Thursday, October 26, 2006

Reader's letter on school shooting lacks logic

News of the Oct. 9 Memorial Middle School shooting was spread across the nation and the world through Associated Press articles and, as usual, some people have rather simplistic ideas of how to prevent school shootings.

A letter to the editor in the Hi-Desert Star in Yucca Valley, Calif., insists that if Memorial Middle School had the Ten Commandments posted prominently the incident probably would not have happened:

If the Ten Commandments were prominently displayed in this young man's school in years past, he most certainly would have read each one. This includes the one that reads "Thou shall not kill."

Now let me get this straight. If this kid saw "Thou Shalt Not Kill," he would have left his guns at home, when he did not pay any attention to the signs which are prominently placed at every Joplin school saying firearms are not allowed in the building?

While I have written numerous times about the kneejerk reaction of some people to allowing any kind of religion in the schools, this is a different matter altogether. School shootings are not taking place because of the removal of God from the schools and as long as there are people who actually believe that simplistic suggestions like posting the Ten Commandments would make a difference, we are dooming ourselves to more such tragedies.


Anonymous said...

Years ago, the school day was opened with a prayer and the pledge of allegiance. Parents, teachers, and principles would give a kid swats for misbehaving. Kids were taught right and wrong, and were disciplined. There were at least a dozen trucks in the parking lot with deer rifles in the back glass, but no one walked into a school and started shooting.

Now, it's a different world. I think what the author may have been saying (at least what I took out of it) is that we're not teaching kids right and wrong. We're certainly not showing them there is consequences for wrong behavior.

Until parents and society in general decides it's time to take responsiblity for the raising of our children and get back to teaching right and wrong, and showing there are consequences, it's not going to stop

Anonymous said...

I vividly remember the prayer, the pledge and the swatting when I attended public elementary school in Southwest MO during the mid-50's-early 60's. This is what our world was like:

Each class recited the Christian Protestant version of The Lord's Prayer every morning. Catholic students were a significant minority and when one poor soul did pass through our halls they were often identified. I can remember us holding our collective breaths during prayer,listening more than reciting, to hear if the Catholic kid said "trespasses" instead of "debts" and then laughing. Catholic girls were stereotyped as "nasty". One time when the Catholic school kids came to our school for games, we were told to watch out for them. I remember a lot of this came from kids parroting their parents, but I do not remember any teacher ever discouraging this behavior. Years later I related these stories to my mother and she remarked on the similarities to Northern Ireland.

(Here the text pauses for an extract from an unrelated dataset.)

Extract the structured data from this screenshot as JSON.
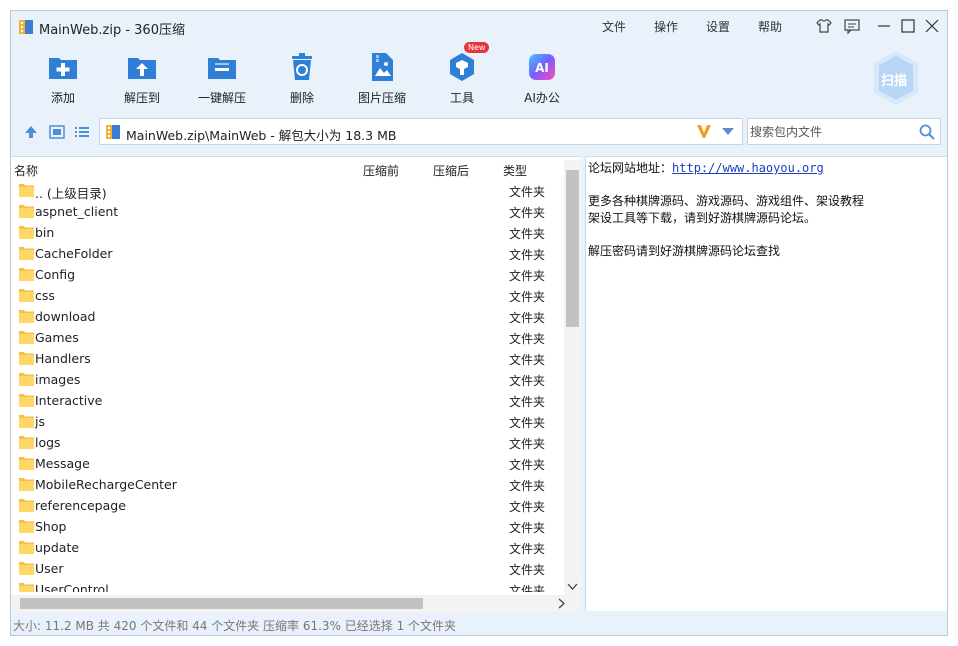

We had a teacher who every Monday morning would go down the rows and ask for a show of hands as to who attended "Sunday School and Church" the previous day. It was a contest, and the best show of hands ultimately won a prize. Woe be it to the unchurched and non-belivers when they were identified in your row. Another teacher who routinely singled out several vulnerable students to humiliate often had the whole class march around the classroom, with her in the lead, as we sang Onward Christian Soldiers.

Discipline? Our first grade teacher sometimes let the class pick the punishment for disruptive students. A favorite was to make the offending kids stand in the front of the class while the rest of us did the kid thing with our fingers jeering "Na-Na-Na-Na-NaaNaa!" which usually brought on tears. Another teacher allowed children to take the paddle and spank other students.

When I was older when the trumpet sounded and it was pledge time it was the signal to horse around, put tacks in people's chairs and recite the pledge as slow as humanly possible to blow off class time. Patriotism? Don't think so. Bullying was also a big extra curricular activity in high school.

No gunshots fired in my schools, but there were plenty of lasting scars to go around, and too often the teachers who led and demonstrated their own versions of religion in the classroom were also enablers or even perpetrators of prejudice and were guilty of serving up unorthodox and highly questionable disciplinary practices.